::: DATASET EXTRACT :::

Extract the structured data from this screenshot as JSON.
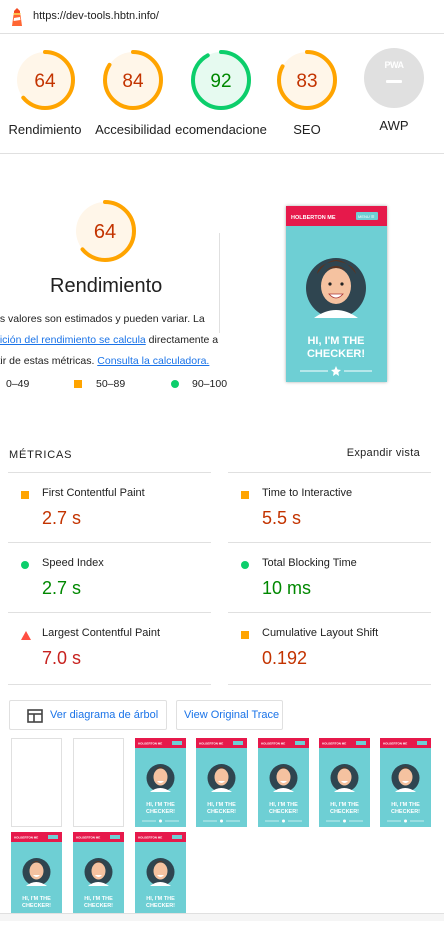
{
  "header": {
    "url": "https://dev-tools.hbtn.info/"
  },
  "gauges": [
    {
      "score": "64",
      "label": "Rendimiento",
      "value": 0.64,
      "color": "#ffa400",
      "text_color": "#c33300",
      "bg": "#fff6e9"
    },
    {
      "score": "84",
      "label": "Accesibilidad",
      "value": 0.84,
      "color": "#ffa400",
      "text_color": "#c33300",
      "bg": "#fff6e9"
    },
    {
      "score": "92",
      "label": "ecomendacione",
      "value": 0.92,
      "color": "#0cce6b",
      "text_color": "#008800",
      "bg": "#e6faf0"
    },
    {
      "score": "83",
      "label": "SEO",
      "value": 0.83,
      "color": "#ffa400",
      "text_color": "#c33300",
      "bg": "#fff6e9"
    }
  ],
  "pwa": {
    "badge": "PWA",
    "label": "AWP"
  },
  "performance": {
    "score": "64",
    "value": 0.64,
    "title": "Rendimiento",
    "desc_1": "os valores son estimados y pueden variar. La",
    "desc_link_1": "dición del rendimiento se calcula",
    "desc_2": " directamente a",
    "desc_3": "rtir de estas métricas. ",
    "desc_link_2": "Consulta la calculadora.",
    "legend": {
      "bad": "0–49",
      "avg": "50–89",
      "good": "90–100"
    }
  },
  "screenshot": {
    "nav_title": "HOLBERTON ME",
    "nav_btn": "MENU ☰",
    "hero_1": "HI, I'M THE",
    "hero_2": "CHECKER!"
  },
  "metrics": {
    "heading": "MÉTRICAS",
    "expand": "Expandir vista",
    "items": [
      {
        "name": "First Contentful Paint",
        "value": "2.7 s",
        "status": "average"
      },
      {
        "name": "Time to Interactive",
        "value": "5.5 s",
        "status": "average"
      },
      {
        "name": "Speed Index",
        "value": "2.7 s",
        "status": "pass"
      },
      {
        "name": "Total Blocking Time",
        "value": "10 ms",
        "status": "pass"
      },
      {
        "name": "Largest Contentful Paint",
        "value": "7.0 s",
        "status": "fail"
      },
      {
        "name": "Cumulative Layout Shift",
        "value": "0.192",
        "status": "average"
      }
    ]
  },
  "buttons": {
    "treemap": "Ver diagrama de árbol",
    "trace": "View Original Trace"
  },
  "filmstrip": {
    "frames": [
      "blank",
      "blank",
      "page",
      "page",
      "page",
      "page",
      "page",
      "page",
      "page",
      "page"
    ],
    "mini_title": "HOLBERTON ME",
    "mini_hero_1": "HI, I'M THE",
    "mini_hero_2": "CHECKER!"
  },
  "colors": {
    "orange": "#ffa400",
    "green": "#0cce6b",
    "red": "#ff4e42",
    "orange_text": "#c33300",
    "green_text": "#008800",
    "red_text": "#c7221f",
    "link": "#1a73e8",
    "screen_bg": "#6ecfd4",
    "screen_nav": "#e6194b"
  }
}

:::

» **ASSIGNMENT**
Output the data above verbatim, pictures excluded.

» **SOLUTION FOR THIS TASK**
Extract the structured data from this screenshot as JSON.
{
  "header": {
    "url": "https://dev-tools.hbtn.info/"
  },
  "gauges": [
    {
      "score": "64",
      "label": "Rendimiento",
      "value": 0.64,
      "color": "#ffa400",
      "text_color": "#c33300",
      "bg": "#fff6e9"
    },
    {
      "score": "84",
      "label": "Accesibilidad",
      "value": 0.84,
      "color": "#ffa400",
      "text_color": "#c33300",
      "bg": "#fff6e9"
    },
    {
      "score": "92",
      "label": "ecomendacione",
      "value": 0.92,
      "color": "#0cce6b",
      "text_color": "#008800",
      "bg": "#e6faf0"
    },
    {
      "score": "83",
      "label": "SEO",
      "value": 0.83,
      "color": "#ffa400",
      "text_color": "#c33300",
      "bg": "#fff6e9"
    }
  ],
  "pwa": {
    "badge": "PWA",
    "label": "AWP"
  },
  "performance": {
    "score": "64",
    "value": 0.64,
    "title": "Rendimiento",
    "desc_1": "os valores son estimados y pueden variar. La",
    "desc_link_1": "dición del rendimiento se calcula",
    "desc_2": " directamente a",
    "desc_3": "rtir de estas métricas. ",
    "desc_link_2": "Consulta la calculadora.",
    "legend": {
      "bad": "0–49",
      "avg": "50–89",
      "good": "90–100"
    }
  },
  "screenshot": {
    "nav_title": "HOLBERTON ME",
    "nav_btn": "MENU ☰",
    "hero_1": "HI, I'M THE",
    "hero_2": "CHECKER!"
  },
  "metrics": {
    "heading": "MÉTRICAS",
    "expand": "Expandir vista",
    "items": [
      {
        "name": "First Contentful Paint",
        "value": "2.7 s",
        "status": "average"
      },
      {
        "name": "Time to Interactive",
        "value": "5.5 s",
        "status": "average"
      },
      {
        "name": "Speed Index",
        "value": "2.7 s",
        "status": "pass"
      },
      {
        "name": "Total Blocking Time",
        "value": "10 ms",
        "status": "pass"
      },
      {
        "name": "Largest Contentful Paint",
        "value": "7.0 s",
        "status": "fail"
      },
      {
        "name": "Cumulative Layout Shift",
        "value": "0.192",
        "status": "average"
      }
    ]
  },
  "buttons": {
    "treemap": "Ver diagrama de árbol",
    "trace": "View Original Trace"
  },
  "filmstrip": {
    "frames": [
      "blank",
      "blank",
      "page",
      "page",
      "page",
      "page",
      "page",
      "page",
      "page",
      "page"
    ],
    "mini_title": "HOLBERTON ME",
    "mini_hero_1": "HI, I'M THE",
    "mini_hero_2": "CHECKER!"
  },
  "colors": {
    "orange": "#ffa400",
    "green": "#0cce6b",
    "red": "#ff4e42",
    "orange_text": "#c33300",
    "green_text": "#008800",
    "red_text": "#c7221f",
    "link": "#1a73e8",
    "screen_bg": "#6ecfd4",
    "screen_nav": "#e6194b"
  }
}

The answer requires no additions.